  • Targeted milk sampling of high SCC cows: Having located the infected quarter, treating the infection with an appropriate antibiotic will achieve the best cure rates. Taking a sterile milk sample from the infected quarter and sending it for analysis will allow you to determine which bacteria is/are causing the infection. This analysis will then direct you towards a more targeted antimicrobial treatment. It is imperative to know the source of the infection and how it spread. If the bacteria identified are contagious, it will mean there are chronically infected cows in the herd, and milking management should be reviewed. If the bacteria are environmental, then the source of infection is likely to be dirty or contaminated calving areas, cubicles or walkways. Environmental bacteria will spread between milkings, and control should be aimed at decreasing the environmental risks.
  • Optimal post-milking teat disinfection: While the entire milking routine is important, optimal post-milking teat disinfection is the most critical aspect in terms of controlling the spread of contagious mastitis bacteria. It is crucial to ensure that there is a sufficient volume and coverage of disinfectant applied to each teat when being used.
  • Udder hygiene evaluation score: Assess and monitor the cleanliness of the cows’ udders by scoring from 1 to 4, where 1 is very dirty and 4 is very clean.

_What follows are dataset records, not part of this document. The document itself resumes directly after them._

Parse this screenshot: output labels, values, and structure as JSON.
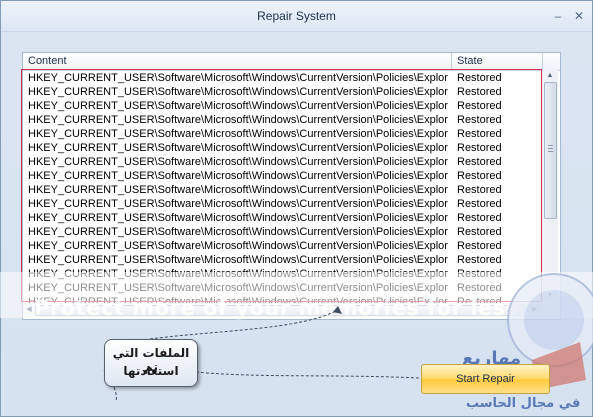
{
  "window": {
    "title": "Repair System",
    "minimize_icon": "minimize-icon",
    "close_icon": "close-icon"
  },
  "list": {
    "columns": [
      "Content",
      "State"
    ],
    "rows": [
      {
        "content": "HKEY_CURRENT_USER\\Software\\Microsoft\\Windows\\CurrentVersion\\Policies\\Explorer",
        "state": "Restored"
      },
      {
        "content": "HKEY_CURRENT_USER\\Software\\Microsoft\\Windows\\CurrentVersion\\Policies\\Explorer",
        "state": "Restored"
      },
      {
        "content": "HKEY_CURRENT_USER\\Software\\Microsoft\\Windows\\CurrentVersion\\Policies\\Explorer",
        "state": "Restored"
      },
      {
        "content": "HKEY_CURRENT_USER\\Software\\Microsoft\\Windows\\CurrentVersion\\Policies\\Explorer",
        "state": "Restored"
      },
      {
        "content": "HKEY_CURRENT_USER\\Software\\Microsoft\\Windows\\CurrentVersion\\Policies\\Explorer",
        "state": "Restored"
      },
      {
        "content": "HKEY_CURRENT_USER\\Software\\Microsoft\\Windows\\CurrentVersion\\Policies\\Explorer",
        "state": "Restored"
      },
      {
        "content": "HKEY_CURRENT_USER\\Software\\Microsoft\\Windows\\CurrentVersion\\Policies\\Explorer",
        "state": "Restored"
      },
      {
        "content": "HKEY_CURRENT_USER\\Software\\Microsoft\\Windows\\CurrentVersion\\Policies\\Explorer",
        "state": "Restored"
      },
      {
        "content": "HKEY_CURRENT_USER\\Software\\Microsoft\\Windows\\CurrentVersion\\Policies\\Explorer",
        "state": "Restored"
      },
      {
        "content": "HKEY_CURRENT_USER\\Software\\Microsoft\\Windows\\CurrentVersion\\Policies\\Explorer",
        "state": "Restored"
      },
      {
        "content": "HKEY_CURRENT_USER\\Software\\Microsoft\\Windows\\CurrentVersion\\Policies\\Explorer",
        "state": "Restored"
      },
      {
        "content": "HKEY_CURRENT_USER\\Software\\Microsoft\\Windows\\CurrentVersion\\Policies\\Explorer",
        "state": "Restored"
      },
      {
        "content": "HKEY_CURRENT_USER\\Software\\Microsoft\\Windows\\CurrentVersion\\Policies\\Explorer",
        "state": "Restored"
      },
      {
        "content": "HKEY_CURRENT_USER\\Software\\Microsoft\\Windows\\CurrentVersion\\Policies\\Explorer",
        "state": "Restored"
      },
      {
        "content": "HKEY_CURRENT_USER\\Software\\Microsoft\\Windows\\CurrentVersion\\Policies\\Explorer",
        "state": "Restored"
      },
      {
        "content": "HKEY_CURRENT_USER\\Software\\Microsoft\\Windows\\CurrentVersion\\Policies\\Explorer",
        "state": "Restored"
      },
      {
        "content": "HKEY_CURRENT_USER\\Software\\Microsoft\\Windows\\CurrentVersion\\Policies\\Explorer",
        "state": "Restored"
      }
    ]
  },
  "watermark": "Protect more of your memories for less",
  "start_button": "Start Repair",
  "callout": {
    "line1": "الملفات التي تم",
    "line2": "استعادتها"
  },
  "logo": {
    "line1": "مهاريع",
    "line2": "في مجال الحاسب"
  },
  "colors": {
    "highlight_border": "#d4314a",
    "button_gold": "#ffd86b",
    "list_border": "#a5b9d3"
  }
}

There is a direct correlation between udder hygiene score and the prevalence of pathogens.
  • Feeding programme and mineral supplementation: The challenge to a cow’s immune system at calving results in a decreased ability to fight infections, including those affecting the udder. Nutritional considerations should include the structure and composition of the ration, particularly fibre digestibility and particle size. High starch intakes, infrequent feed access and poorly mixed total mixed ration can all compromise rumen health. Optimal supply of minerals and vitamins, as well as taking steps to minimise negative energy balance post-calving, are essential. Selenium is the best-studied mineral with regards to mastitis. It is involved in both the antioxidant and immune systems, and Se-deficient animals have been shown to have lowered immunity and resistance to disease. On a practical level, there is a negative relationship between bulk tank SCC and Se status, that is, the better the Se status, the lower the SCC (Figure 1).
Tackling mastitis the right way

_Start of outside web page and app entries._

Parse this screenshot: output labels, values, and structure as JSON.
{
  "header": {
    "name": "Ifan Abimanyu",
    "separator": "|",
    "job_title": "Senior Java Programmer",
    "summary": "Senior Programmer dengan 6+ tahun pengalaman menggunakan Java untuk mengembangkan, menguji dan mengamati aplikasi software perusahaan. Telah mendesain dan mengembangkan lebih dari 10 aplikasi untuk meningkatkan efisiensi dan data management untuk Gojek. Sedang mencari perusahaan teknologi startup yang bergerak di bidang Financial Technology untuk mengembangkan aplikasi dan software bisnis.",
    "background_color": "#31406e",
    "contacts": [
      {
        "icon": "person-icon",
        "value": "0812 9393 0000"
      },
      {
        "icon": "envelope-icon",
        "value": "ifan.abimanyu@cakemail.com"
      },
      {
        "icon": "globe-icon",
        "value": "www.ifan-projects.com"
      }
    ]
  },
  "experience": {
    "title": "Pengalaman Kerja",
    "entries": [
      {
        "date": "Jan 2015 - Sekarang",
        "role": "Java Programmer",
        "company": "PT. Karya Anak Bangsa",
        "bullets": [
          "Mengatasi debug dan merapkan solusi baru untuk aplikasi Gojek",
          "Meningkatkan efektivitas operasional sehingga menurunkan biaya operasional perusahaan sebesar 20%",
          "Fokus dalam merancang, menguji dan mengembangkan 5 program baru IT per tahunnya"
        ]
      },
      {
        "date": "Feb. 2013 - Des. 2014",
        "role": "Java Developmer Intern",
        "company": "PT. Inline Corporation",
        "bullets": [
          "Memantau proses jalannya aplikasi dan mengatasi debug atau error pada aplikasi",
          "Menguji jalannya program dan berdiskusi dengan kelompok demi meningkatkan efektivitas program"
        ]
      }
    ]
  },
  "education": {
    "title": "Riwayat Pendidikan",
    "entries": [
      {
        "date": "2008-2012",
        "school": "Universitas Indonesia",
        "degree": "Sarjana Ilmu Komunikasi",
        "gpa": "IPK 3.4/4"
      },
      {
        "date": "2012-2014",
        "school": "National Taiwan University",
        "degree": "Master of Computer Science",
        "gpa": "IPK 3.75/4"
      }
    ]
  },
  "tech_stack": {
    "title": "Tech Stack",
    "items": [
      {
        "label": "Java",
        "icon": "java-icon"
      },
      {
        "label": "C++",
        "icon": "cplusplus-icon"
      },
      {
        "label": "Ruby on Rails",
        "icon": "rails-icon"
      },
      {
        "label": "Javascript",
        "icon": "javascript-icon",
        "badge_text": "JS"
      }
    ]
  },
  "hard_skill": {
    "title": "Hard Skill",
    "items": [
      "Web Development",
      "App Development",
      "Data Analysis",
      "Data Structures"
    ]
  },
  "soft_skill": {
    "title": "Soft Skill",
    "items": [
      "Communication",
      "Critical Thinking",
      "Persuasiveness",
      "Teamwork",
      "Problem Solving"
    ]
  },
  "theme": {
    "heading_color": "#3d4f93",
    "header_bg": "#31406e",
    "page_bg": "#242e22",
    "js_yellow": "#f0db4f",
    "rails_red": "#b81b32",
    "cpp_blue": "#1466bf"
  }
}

Zinc is a crucial component of proteins involved in nearly all metabolic processes, as well as in DNA production. Deficiency can lead to thickened, hardened and cracked skin, especially on the teat end, which can compromise the integrity of the first barrier to infection. In addition, levels of Zn in the blood are known to drop sharply around calving, potentially leaving animals more susceptible to infection. Copper is also involved in the immune system and related enzymes, and Cu supplementation has shown benefits to udder health. Scaletti et al. (2003) noted that dairy cows supplemented with Cu exhibited a less severe infection following an Escherichia coli challenge compared with unsupplemented animals. Use of more bioavailable, organic trace minerals, such as Bioplex and Sel-Plex, can play a key role in cow health, as can support to maintain a healthy immune system.

Mastitis has the potential to significantly reduce the performance, profit and welfare of any dairy operation. Thus, producers should be vigilant in their control plan to try to minimise its impact.

Warren
Dr Helen Warren European technical manager for ruminants at Alltech